EXERCISE AIM:
From the first line to the last, print the material exactly, skipping the pictures.

GIVEN DATA:
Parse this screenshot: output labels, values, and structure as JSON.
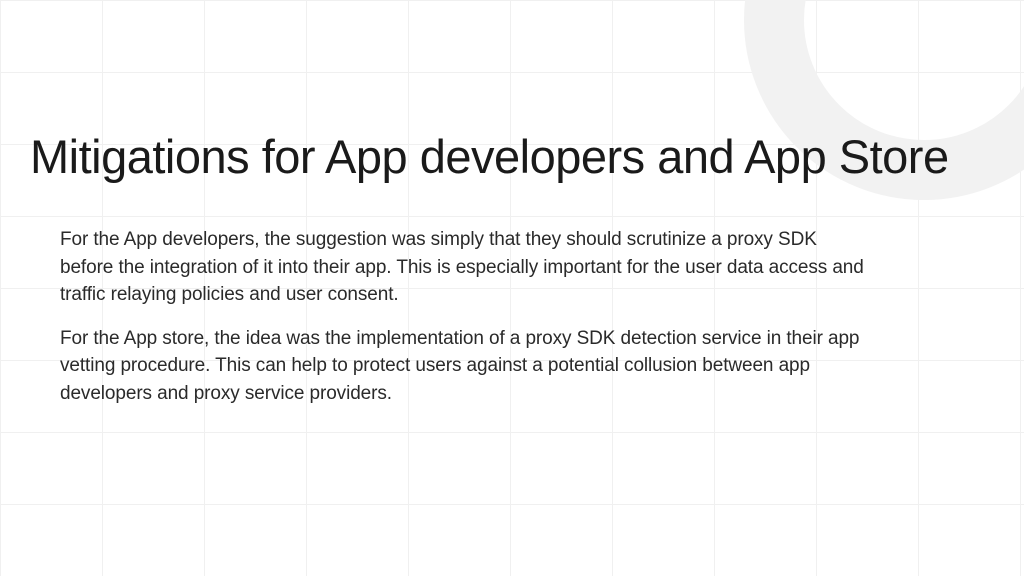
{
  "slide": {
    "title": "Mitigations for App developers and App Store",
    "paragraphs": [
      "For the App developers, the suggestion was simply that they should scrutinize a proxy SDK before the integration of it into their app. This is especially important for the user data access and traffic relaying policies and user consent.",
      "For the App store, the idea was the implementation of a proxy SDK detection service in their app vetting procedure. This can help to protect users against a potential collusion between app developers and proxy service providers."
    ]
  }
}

FINAL ANSWER:
Parse this screenshot: output labels, values, and structure as JSON.
{
  "slide": {
    "title": "Mitigations for App developers and App Store",
    "paragraphs": [
      "For the App developers, the suggestion was simply that they should scrutinize a proxy SDK before the integration of it into their app. This is especially important for the user data access and traffic relaying policies and user consent.",
      "For the App store, the idea was the implementation of a proxy SDK detection service in their app vetting procedure. This can help to protect users against a potential collusion between app developers and proxy service providers."
    ]
  }
}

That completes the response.